Bhoolsuwan recalled working with Furman and marveling at her ability to connect people. Furman said creating such a connection is part of its brand promise to customers, local, regional and national.
Furman said she assesses what clients need — media training, referrals, campaigns — and tailors her approach accordingly. It’s important, she said, that clients get the tools they need to tell their stories in the best light possible. Sometimes, she said, the best tool is sponsored content, which allows clients to shape and deliver their messages exactly how they want. It’s not free, but the investment pays off.
If clients prefer to follow traditional media coverage, Furman manages their expectations, explaining that news has a different purpose than advertising, then assesses what news reporters need. She will find the best reporters for the story and work around their deadlines.
“It’s actually not so much about me and my business,” Furman said. “It’s more about what will make a better story, because that will keep the reporter coming back to me, over and over again.”
Furman said she practices “newsjacketing,” something she learned from studying journalism at Indiana University. Furman described a journalism professor’s instruction to read the Wall Street Journal’s “What’s News” section — a series of story summaries — and how it kept her and her classmates informed about current events.
Knowing the news helps connect customers, journalists and stories. For example, she said, knowing the current shortage of children’s cold medicine would help her prepare health care professionals to answer questions on that topic on air and on the record.
Sometimes a story that starts in one place can resonate elsewhere, Furman said.
“I like to say, ‘Big gets small and small gets big,'” Furman said. “I can make a local story go national. And I like to make noise when everyone else is quiet; this is how I get attention for my clients; that’s how I build brands.”
Similar tactics help Furman build bridges. During the shutdown of the coronavirus pandemic, Furman said she talked to women from all kinds of professions who were struggling and connected them with journalists she knew. In this way, the women told their stories, which helped them make new connections, and the journalists fulfilled their need for stories.
Furman said a winning attitude keeps him motivated. She said she always works to cultivate joy, stay flexible and see possibilities. A former client told her, “Don’t tell me what you can’t do, tell me what you can do.” Relationships: results are sex; excuses are contagious.

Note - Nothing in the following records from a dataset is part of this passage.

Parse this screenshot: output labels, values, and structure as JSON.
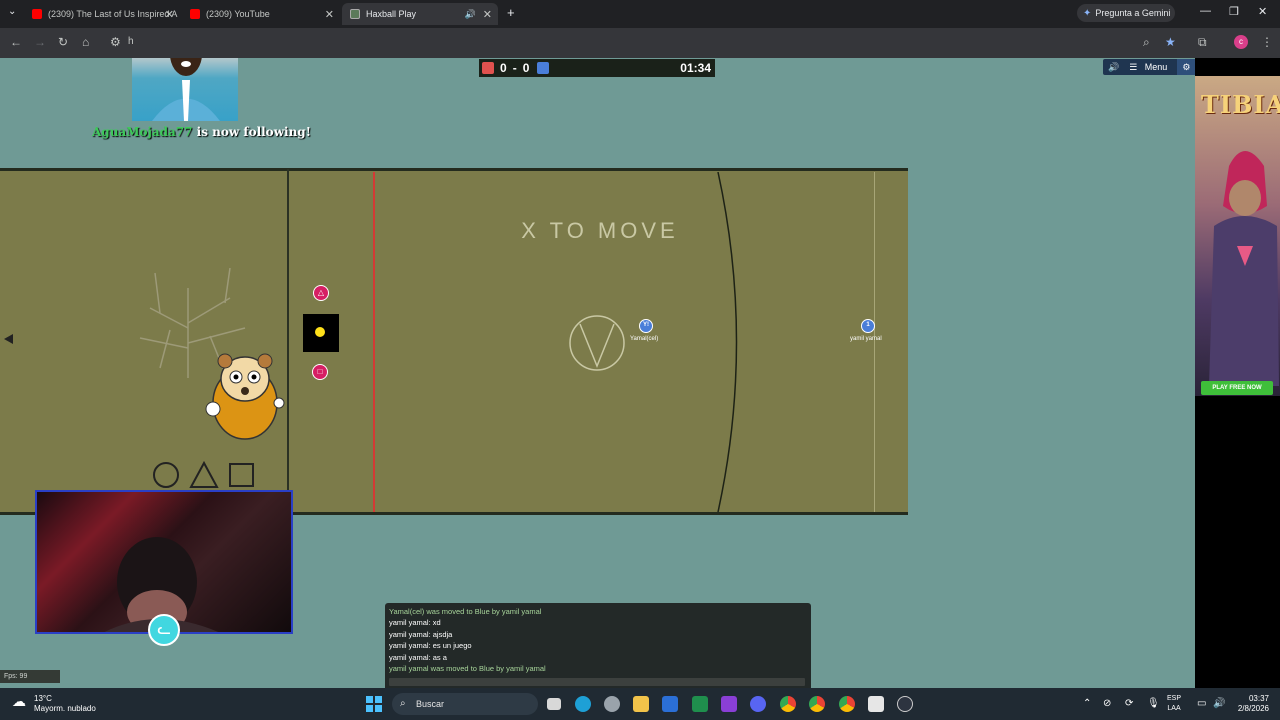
{
  "browser": {
    "tabs": [
      {
        "title": "(2309) The Last of Us Inspired A",
        "active": false
      },
      {
        "title": "(2309) YouTube",
        "active": false
      },
      {
        "title": "Haxball Play",
        "active": true
      }
    ],
    "new_tab_icon": "+",
    "gemini_label": "Pregunta a Gemini",
    "address_fragment": "h",
    "profile_initial": "c",
    "colors": {
      "youtube": "#ff0000",
      "chrome_dark": "#202124"
    }
  },
  "game": {
    "score_red": "0",
    "score_sep": "-",
    "score_blue": "0",
    "timer": "01:34",
    "menu_label": "Menu",
    "field_text": "X TO MOVE",
    "players": [
      {
        "avatar": "Y!",
        "name": "Yamal(cel)"
      },
      {
        "avatar": "1",
        "name": "yamil yamal"
      }
    ],
    "colors": {
      "red_team": "#e0524f",
      "blue_team": "#4a7ed9",
      "field": "#7c7b4a"
    }
  },
  "stream": {
    "follower_name": "AguaMojada77",
    "follow_text": "is now following!"
  },
  "ad": {
    "logo": "TIBIA",
    "button": "PLAY FREE NOW"
  },
  "chat": {
    "lines": [
      {
        "text": "Yamal(cel) was moved to Blue by yamil yamal",
        "notice": true
      },
      {
        "text": "yamil yamal: xd",
        "notice": false
      },
      {
        "text": "yamil yamal: ajsdja",
        "notice": false
      },
      {
        "text": "yamil yamal: es un juego",
        "notice": false
      },
      {
        "text": "yamil yamal: as a",
        "notice": false
      },
      {
        "text": "yamil yamal was moved to Blue by yamil yamal",
        "notice": true
      }
    ]
  },
  "fps": "Fps: 99",
  "taskbar": {
    "temperature": "13°C",
    "weather": "Mayorm. nublado",
    "search_placeholder": "Buscar",
    "lang_1": "ESP",
    "lang_2": "LAA",
    "time": "03:37",
    "date": "2/8/2026"
  }
}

“I always have tricks up my sleeve to activate when life happens,” Furman said, “because it always does.”
Patranya Media LLC produces the “Entrepreneur Showcase Series” with Parkway Media. Watch the interview here. Visit ruthfurman.com for information on Ruth Furman and ImageWords.